What are these keys? There is debate by some over this, but the easiest explanation is that they are the gospel: they are the way in which we are freed from the gates of hell. Thus, even as here Jesus told Peter that Peter would receive these keys, so also the same promise (without mentioning the keys specifically) is given to the other apostles:
Matthew 18:18 Verily I say unto you, Whatsoever ye shall bind on earth shall be bound in heaven: and whatsoever ye shall loose on earth shall be loosed in heaven.
The apostles fulfilled this purpose. They preached the gospel and committed Jesus' teachings to writings: the scriptures of the New Testament.
It's important to recall that this is the metaphor of the key in Scripture: it is one of unlocking and locking. Thus, we see the lawyers criticized for essentially locking away the truth of Old Testament Scripture:
Luke 11:52 Woe unto you, lawyers! for ye have taken away the key of knowledge: ye entered not in yourselves, and them that were entering in ye hindered.
In contrast, Jesus is said to have the key of David, and to be able to shut and close without contest:
Revelation 3:7 And to the angel of the church in Philadelphia write; These things saith he that is holy, he that is true, he that hath the key of David, he that openeth, and no man shutteth; and shutteth, and no man openeth;
(Quoting from: Isaiah 22:22 And the key of the house of David will I lay upon his shoulder; so he shall open, and none shall shut; and he shall shut, and none shall open.)
So, what is it that the verse is saying?
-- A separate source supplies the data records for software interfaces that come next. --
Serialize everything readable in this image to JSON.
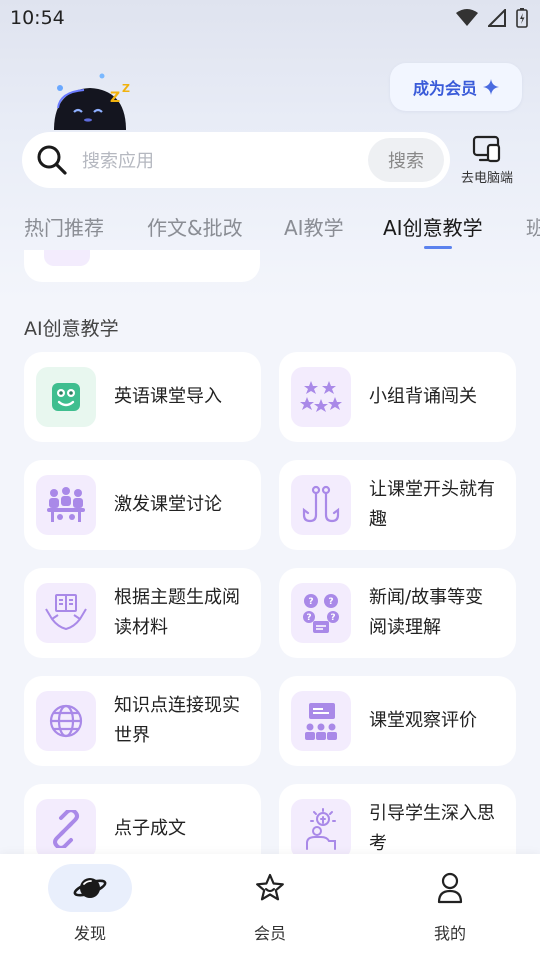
{
  "status_bar": {
    "time": "10:54"
  },
  "header": {
    "member_button": {
      "label": "成为会员",
      "icon": "sparkle-icon"
    },
    "search": {
      "placeholder": "搜索应用",
      "button_label": "搜索"
    },
    "pc_link": {
      "label": "去电脑端",
      "icon": "pc-mobile-icon"
    }
  },
  "tabs": [
    {
      "label": "热门推荐",
      "active": false
    },
    {
      "label": "作文&批改",
      "active": false
    },
    {
      "label": "AI教学",
      "active": false
    },
    {
      "label": "AI创意教学",
      "active": true
    },
    {
      "label": "班",
      "active": false
    }
  ],
  "section": {
    "title": "AI创意教学",
    "cards": [
      {
        "label": "英语课堂导入",
        "icon": "smiley-board-icon"
      },
      {
        "label": "小组背诵闯关",
        "icon": "stars-icon"
      },
      {
        "label": "激发课堂讨论",
        "icon": "group-discussion-icon"
      },
      {
        "label": "让课堂开头就有趣",
        "icon": "fishhooks-icon"
      },
      {
        "label": "根据主题生成阅读材料",
        "icon": "hands-book-icon"
      },
      {
        "label": "新闻/故事等变阅读理解",
        "icon": "question-bubbles-icon"
      },
      {
        "label": "知识点连接现实世界",
        "icon": "globe-icon"
      },
      {
        "label": "课堂观察评价",
        "icon": "classroom-board-icon"
      },
      {
        "label": "点子成文",
        "icon": "chain-link-icon"
      },
      {
        "label": "引导学生深入思考",
        "icon": "thinking-person-icon"
      }
    ]
  },
  "bottom_nav": [
    {
      "label": "发现",
      "icon": "planet-icon",
      "active": true
    },
    {
      "label": "会员",
      "icon": "star-badge-icon",
      "active": false
    },
    {
      "label": "我的",
      "icon": "person-icon",
      "active": false
    }
  ],
  "colors": {
    "accent": "#5b82ee",
    "member_text": "#3a5bd9",
    "icon_purple": "#a989e8",
    "icon_green": "#3fbe8f",
    "icon_bg_purple": "#f3ecfd",
    "icon_bg_green": "#e8f7ef"
  }
}
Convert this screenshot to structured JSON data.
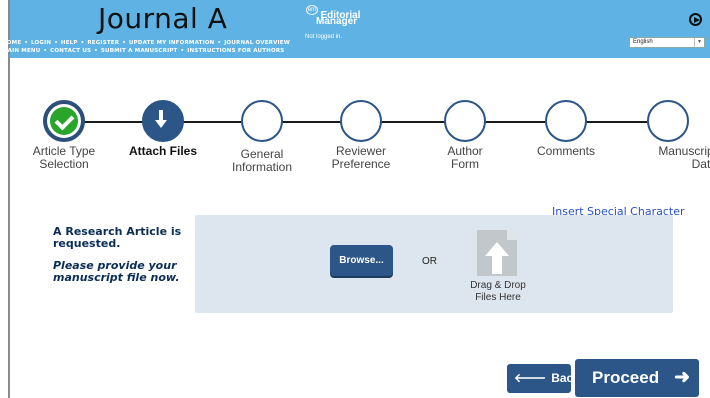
{
  "header": {
    "journal_title": "Journal A",
    "nav_line1": [
      "HOME",
      "LOGIN",
      "HELP",
      "REGISTER",
      "UPDATE MY INFORMATION",
      "JOURNAL OVERVIEW"
    ],
    "nav_line2": [
      "MAIN MENU",
      "CONTACT US",
      "SUBMIT A MANUSCRIPT",
      "INSTRUCTIONS FOR AUTHORS"
    ],
    "logo_badge": "em",
    "logo_word1": "Editorial",
    "logo_word2": "Manager",
    "login_status": "Not logged in.",
    "language": "English",
    "icons": {
      "play": "play-circle-icon",
      "dropdown": "chevron-down-icon"
    }
  },
  "steps": [
    {
      "label_line1": "Article Type",
      "label_line2": "Selection",
      "state": "done"
    },
    {
      "label_line1": "Attach Files",
      "label_line2": "",
      "state": "current"
    },
    {
      "label_line1": "General",
      "label_line2": "Information",
      "state": "pending"
    },
    {
      "label_line1": "Reviewer",
      "label_line2": "Preference",
      "state": "pending"
    },
    {
      "label_line1": "Author",
      "label_line2": "Form",
      "state": "pending"
    },
    {
      "label_line1": "Comments",
      "label_line2": "",
      "state": "pending"
    },
    {
      "label_line1": "Manuscript",
      "label_line2": "Data",
      "state": "pending"
    }
  ],
  "main": {
    "special_char_link": "Insert Special Character",
    "request_line1": "A Research Article is",
    "request_line2": "requested.",
    "prompt_line1": "Please provide your",
    "prompt_line2": "manuscript file now.",
    "browse_label": "Browse...",
    "or_label": "OR",
    "drop_line1": "Drag & Drop",
    "drop_line2": "Files Here"
  },
  "footer": {
    "back_label": "Back",
    "proceed_label": "Proceed"
  },
  "colors": {
    "header_bg": "#5fb3e4",
    "primary": "#2b5687",
    "success": "#29a52c",
    "panel_bg": "#dde5ee",
    "link": "#2850c6"
  }
}
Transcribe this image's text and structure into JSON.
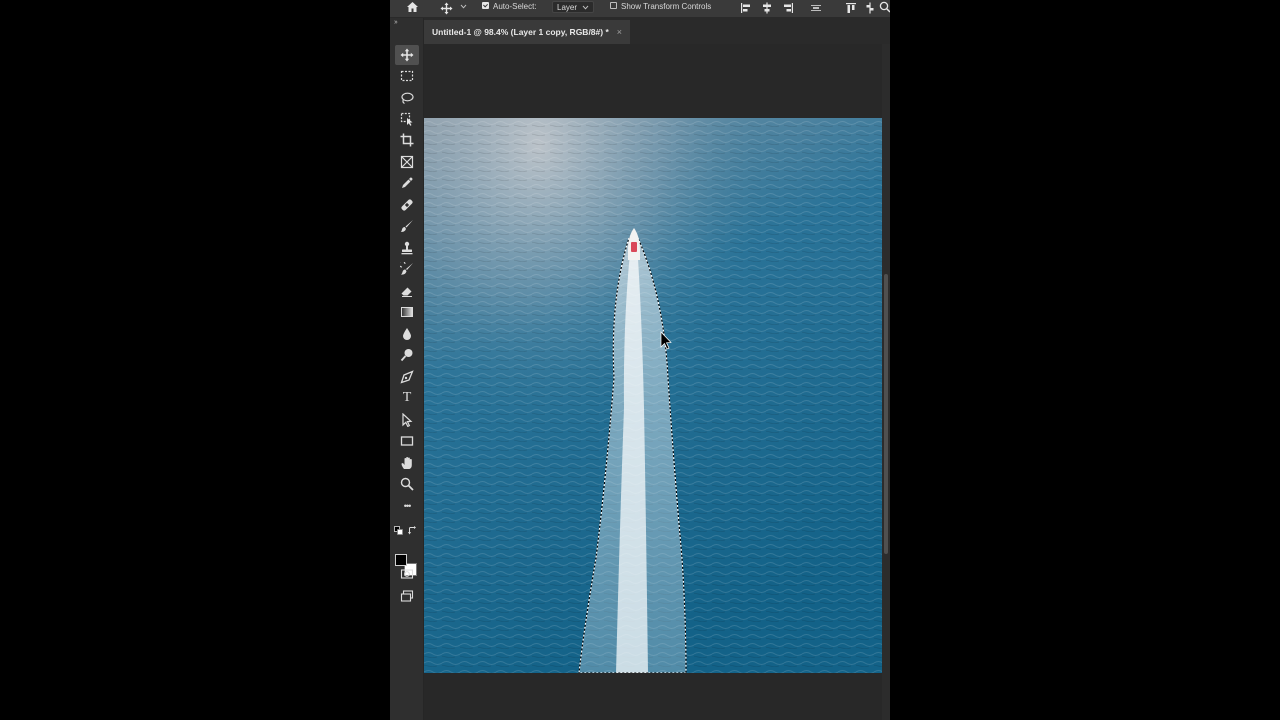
{
  "options_bar": {
    "auto_select_label": "Auto-Select:",
    "auto_select_checked": true,
    "auto_select_target": "Layer",
    "show_transform_label": "Show Transform Controls",
    "show_transform_checked": false
  },
  "document_tab": {
    "title": "Untitled-1 @ 98.4% (Layer 1 copy, RGB/8#) *",
    "close_glyph": "×"
  },
  "toolbar": {
    "collapse_glyph": "››",
    "tools": [
      "move-tool",
      "rectangular-marquee-tool",
      "lasso-tool",
      "object-selection-tool",
      "crop-tool",
      "frame-tool",
      "eyedropper-tool",
      "healing-brush-tool",
      "brush-tool",
      "clone-stamp-tool",
      "history-brush-tool",
      "eraser-tool",
      "gradient-tool",
      "blur-tool",
      "dodge-tool",
      "pen-tool",
      "type-tool",
      "path-selection-tool",
      "rectangle-tool",
      "hand-tool",
      "zoom-tool",
      "edit-toolbar"
    ],
    "active_tool": "move-tool",
    "type_tool_glyph": "T",
    "more_glyph": "•••",
    "foreground_color": "#000000",
    "background_color": "#ffffff"
  },
  "canvas": {
    "image": "aerial-speedboat-wake",
    "water_color": "#1a6a8d",
    "selection": "marching-ants-around-wake"
  },
  "colors": {
    "app_bg": "#323232",
    "workspace_bg": "#282828"
  }
}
It is saying, as best I understand it, that death will not prevail against the church, but rather Jesus will raise us from the dead - and that Jesus did show this way of escape (these keys of the kingdom of heaven) by which we can be loosed from(if he have faith like Peter did) and be bound in (if we do not have the faith of Peter) death.
In my opinion, the final confirmation that this is correct comes from what immediately follow verse 19:
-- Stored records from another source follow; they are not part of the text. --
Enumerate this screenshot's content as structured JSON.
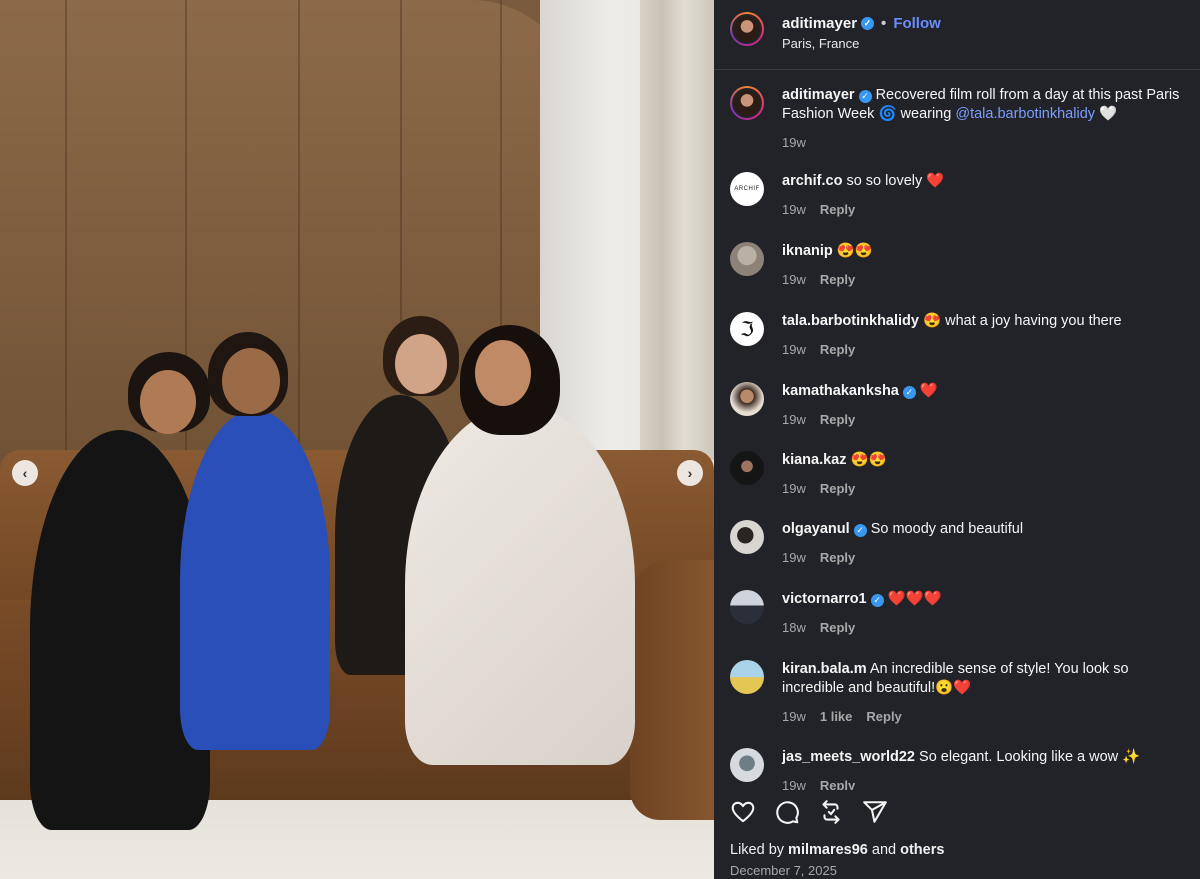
{
  "post": {
    "username": "aditimayer",
    "follow_label": "Follow",
    "location": "Paris, France",
    "caption_pre": "Recovered film roll from a day at this past Paris Fashion Week 🌀 wearing ",
    "caption_mention": "@tala.barbotinkhalidy",
    "caption_post": " 🤍",
    "caption_time": "19w"
  },
  "comments": [
    {
      "user": "archif.co",
      "verified": false,
      "text": "so so lovely ❤️",
      "time": "19w",
      "likes": "",
      "reply": "Reply",
      "avatar_text": "ARCHIF"
    },
    {
      "user": "iknanip",
      "verified": false,
      "text": "😍😍",
      "time": "19w",
      "likes": "",
      "reply": "Reply"
    },
    {
      "user": "tala.barbotinkhalidy",
      "verified": false,
      "text": "😍 what a joy having you there",
      "time": "19w",
      "likes": "",
      "reply": "Reply"
    },
    {
      "user": "kamathakanksha",
      "verified": true,
      "text": "❤️",
      "time": "19w",
      "likes": "",
      "reply": "Reply"
    },
    {
      "user": "kiana.kaz",
      "verified": false,
      "text": "😍😍",
      "time": "19w",
      "likes": "",
      "reply": "Reply"
    },
    {
      "user": "olgayanul",
      "verified": true,
      "text": "So moody and beautiful",
      "time": "19w",
      "likes": "",
      "reply": "Reply"
    },
    {
      "user": "victornarro1",
      "verified": true,
      "text": "❤️❤️❤️",
      "time": "18w",
      "likes": "",
      "reply": "Reply"
    },
    {
      "user": "kiran.bala.m",
      "verified": false,
      "text": "An incredible sense of style! You look so incredible and beautiful!😮❤️",
      "time": "19w",
      "likes": "1 like",
      "reply": "Reply"
    },
    {
      "user": "jas_meets_world22",
      "verified": false,
      "text": "So elegant. Looking like a wow ✨",
      "time": "19w",
      "likes": "",
      "reply": "Reply"
    }
  ],
  "footer": {
    "liked_by_prefix": "Liked by",
    "liked_by_user": "milmares96",
    "liked_by_and": "and",
    "liked_by_others": "others",
    "date": "December 7, 2025"
  },
  "icons": [
    "heart-icon",
    "comment-icon",
    "repost-icon",
    "share-icon",
    "chevron-left-icon",
    "chevron-right-icon",
    "verified-icon"
  ],
  "colors": {
    "panel_bg": "#212328",
    "link": "#6b8cff",
    "verified": "#3897f0"
  }
}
20 Then charged he his disciples that they should tell no man that he was Jesus the Christ. 21 From that time forth began Jesus to shew unto his disciples, how that he must go unto Jerusalem, and suffer many things of the elders and chief priests and scribes, and be killed, and be raised again the third day.
This is the victory over death and hell, and these are the keys that Peter freely gave us, recorded in Peter's sermon in the second chapter of the Acts of the Apostles:
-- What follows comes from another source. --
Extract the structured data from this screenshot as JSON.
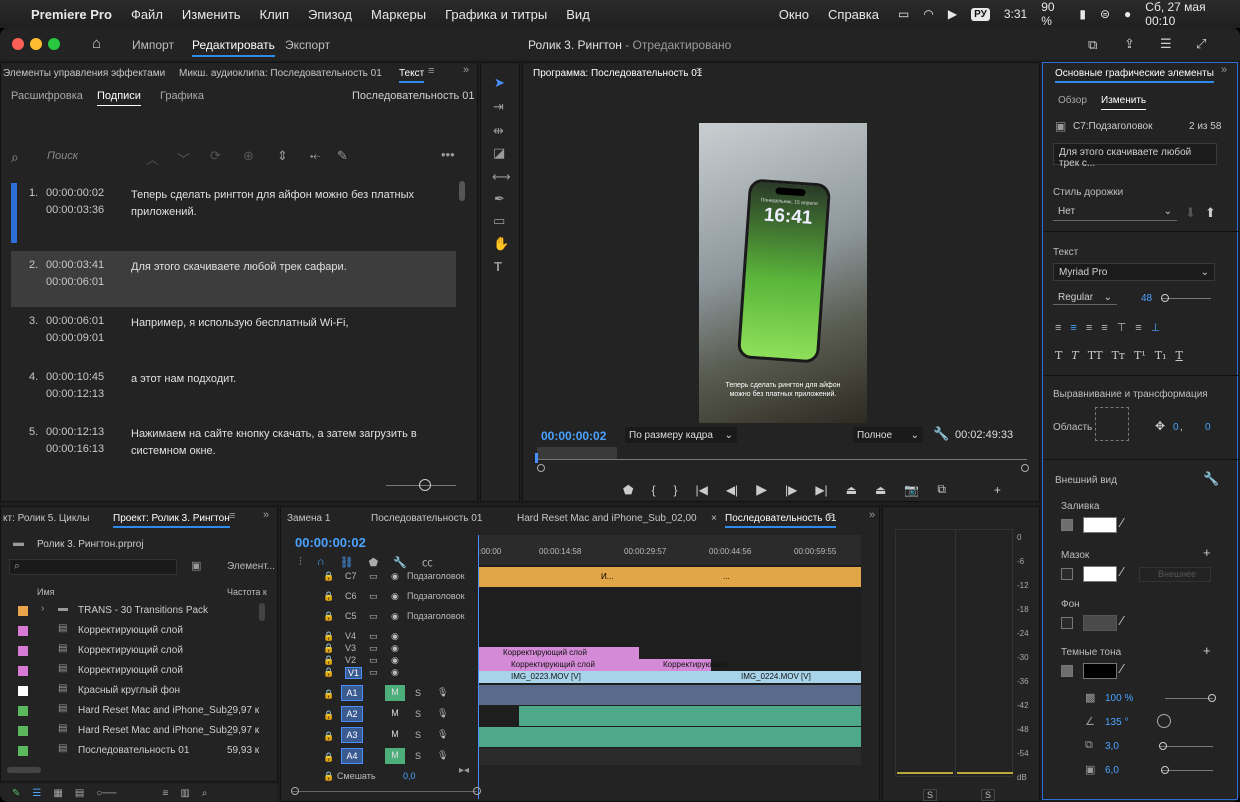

23 Him, being delivered by the determinate counsel and foreknowledge of God, ye have taken, and by wicked hands have crucified and slain: 24 Whom God hath raised up, having loosed the pains of death: because it was not possible that he should be holden of it. 25 For David speaketh concerning him, I foresaw the Lord always before my face, for he is on my right hand, that I should not be moved: 26 Therefore did my heart rejoice, and my tongue was glad; moreover also my flesh shall rest in hope: 27 Because thou wilt not leave my soul in hell, neither wilt thou suffer thine Holy One to see corruption. 28 Thou hast made known to me the ways of life; thou shalt make me full of joy with thy countenance.
Notice how the pains of death are "loosed" because they could not "hold" him. Thus, Jesus was not left in the grave, in the place of the dead, but he was raised to eternal life, as will all those who repent of their sins and trust in him.
Dear reader, if you have not repented of your sins and trusted in Jesus, do so today. It is the only way that you will prevail against the gates of hell.